BRIAN BROKAW brings expertise in campaign consulting, strategic communications and public affairs to his political and private sector clients. Since opening his firm in 2010, Brokaw has served as a political and communications advisor to prominent elected officials, technology investors and global tech firms, social justice advocates, labor and business coalitions, professional sports franchises, renewable energy companies and public utilities, Indian tribes, healthcare sector clients and non-profit organizations. In 2014, he was named to CalNewsroom’s list of the “100 best, brightest, and most indispensable people in California politics.” The U.K. Guardian has called him “a top Democratic strategist in the state.”
Brokaw presently serves as senior political advisor to California Governor Gavin Newsom. He previously managed the campaign for California’s Proposition 64, which legalized the adult use of marijuana in the state. Prop 64, spearheaded by Newsom and philanthropist Sean Parker, passed with 57% of the statewide vote in November 2016 — the widest margin of any legalization measure in the nation.
Brokaw served as campaign manager for Kamala Harris’s successful candidacy for California Attorney General in 2010, one of the closest campaigns in state history in which Harris became the first female and first minority ever elected to the office, and in her re-election campaign in 2014. He also served as a senior advisor in Harris’s successful campaign for United States Senate in 2015-16. Harris’s margin of victory was the largest win by a non-incumbent senator in 100 years. He remains an adviser to Harris.

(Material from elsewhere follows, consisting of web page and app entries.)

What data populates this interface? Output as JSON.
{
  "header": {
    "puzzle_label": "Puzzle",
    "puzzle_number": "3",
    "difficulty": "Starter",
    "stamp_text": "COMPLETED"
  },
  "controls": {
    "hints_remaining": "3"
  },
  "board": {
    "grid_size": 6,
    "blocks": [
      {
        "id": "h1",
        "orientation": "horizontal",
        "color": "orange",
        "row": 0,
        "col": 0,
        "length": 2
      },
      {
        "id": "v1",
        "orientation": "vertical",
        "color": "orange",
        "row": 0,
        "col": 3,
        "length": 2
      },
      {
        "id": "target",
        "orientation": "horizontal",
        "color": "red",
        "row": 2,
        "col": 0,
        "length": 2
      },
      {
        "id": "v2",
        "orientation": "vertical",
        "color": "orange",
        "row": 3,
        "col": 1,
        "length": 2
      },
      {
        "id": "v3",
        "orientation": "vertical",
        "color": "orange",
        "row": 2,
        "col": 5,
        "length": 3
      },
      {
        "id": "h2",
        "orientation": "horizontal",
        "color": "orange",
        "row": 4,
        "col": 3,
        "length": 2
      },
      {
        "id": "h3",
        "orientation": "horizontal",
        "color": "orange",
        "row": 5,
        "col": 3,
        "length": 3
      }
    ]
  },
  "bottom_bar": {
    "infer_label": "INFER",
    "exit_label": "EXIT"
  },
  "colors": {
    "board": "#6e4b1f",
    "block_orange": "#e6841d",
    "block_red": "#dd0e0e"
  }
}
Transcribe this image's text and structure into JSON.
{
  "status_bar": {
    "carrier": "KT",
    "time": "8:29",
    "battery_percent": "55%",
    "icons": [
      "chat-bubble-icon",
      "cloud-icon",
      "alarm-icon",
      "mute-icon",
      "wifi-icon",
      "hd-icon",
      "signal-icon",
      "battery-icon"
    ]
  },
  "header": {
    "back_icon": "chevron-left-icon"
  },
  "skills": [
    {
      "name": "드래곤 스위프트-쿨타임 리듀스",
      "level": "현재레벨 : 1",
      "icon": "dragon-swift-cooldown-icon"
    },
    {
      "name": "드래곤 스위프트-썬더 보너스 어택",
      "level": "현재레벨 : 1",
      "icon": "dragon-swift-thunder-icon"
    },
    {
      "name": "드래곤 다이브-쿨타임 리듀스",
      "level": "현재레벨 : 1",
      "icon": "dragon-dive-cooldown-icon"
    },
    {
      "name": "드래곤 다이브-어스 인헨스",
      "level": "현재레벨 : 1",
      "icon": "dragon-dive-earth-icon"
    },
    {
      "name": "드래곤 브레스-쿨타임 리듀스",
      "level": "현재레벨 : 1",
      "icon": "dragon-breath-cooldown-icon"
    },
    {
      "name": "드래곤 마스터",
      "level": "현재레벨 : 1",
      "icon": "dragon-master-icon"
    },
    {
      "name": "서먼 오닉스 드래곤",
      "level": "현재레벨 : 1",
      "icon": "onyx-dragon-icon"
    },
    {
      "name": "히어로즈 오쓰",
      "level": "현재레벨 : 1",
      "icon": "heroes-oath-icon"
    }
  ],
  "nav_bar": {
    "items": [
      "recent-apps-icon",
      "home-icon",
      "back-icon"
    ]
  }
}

Working with prominent Silicon Valley investors, Brokaw managed the independent expenditure campaign that helped elect San Francisco Mayor Ed Lee in 2011. The campaign produced a music video — “2 Legit 2 Quit” — that was recognized as the best political video of the year by Time, the New York Times, and the Washington Post, and was cited as a “case study” by YouTube. The campaign subsequently morphed into a tech-sector political advocacy organization that Brokaw helped to create, sf.citi.
With more than a decade of experience in California politics, Brokaw has been involved in some of the highest profile statewide candidate and ballot measure campaigns in recent memory. In 2014, he worked to help pass Proposition 1 (Governor Jerry Brown’s water bond) and Proposition 42 (public records). During the 2012 election cycle, Brokaw directed communications in the contentious campaign to defeat Proposition 32 (union dues).
Brokaw also worked on the successful campaigns for Propositions 94-97 (Indian gaming compacts) in 2008 and Proposition 71 (stem cell research) in 2004.
From 2006-2008, Brokaw was a consultant with Acosta|Salazar LLC, specializing in media relations, political coalitions and message development.
Featured Winner Interview:
AAPC: To what do you credit your success at such a young age?
Brian: Sticking with it! So many of the people I worked with at the beginning of my career either burned out of working on campaigns, or went into government, or switched careers entirely. And I don’t blame them at all. I’ve learned that the longer you stay in the game, the more experience you gain, and as long as you do consistently good work and are honest, people will listen to you.
AAPC: What advice would you give to a young professional who has their eye on being a future 40 Under 40 Award winner?
Brian: Observe, study, absorb the habits and techniques of the consultants to aspire to be like one day. The people who are at the top of our field are usually there for a reason — or many reasons. And we can learn a lot from them. So, it’s not always enough just to do good work — you should put yourself in a position to learn from the best, emulate their best attributes, and you’ll end up in their seat eventually. Also, get to know people who are involved in AAPC… that should help too.
AAPC: What’s the most positive development in political campaigns since you started your career?
Brian: With each passing election cycle I see more and more diversity in the ranks of political consultants, campaign staff and even volunteers. Campaigns, especially in California, are becoming more representative of the electorate as a whole, in my opinion. Also, there are more and more ways for people to get involved in campaigns these days, thanks in large part to social media and innovations in online organizing tools, etc. Back in the old days, volunteers used to have to show up at campaign HQ in order to be helpful. It wasn’t that long ago when I had to beg law firms or other businesses with a lot of landlines to let me take over their space at night to staff a phone bank. Now, volunteers can be involved from their neighborhoods, or even their couches as long as they have a phone and internet connection.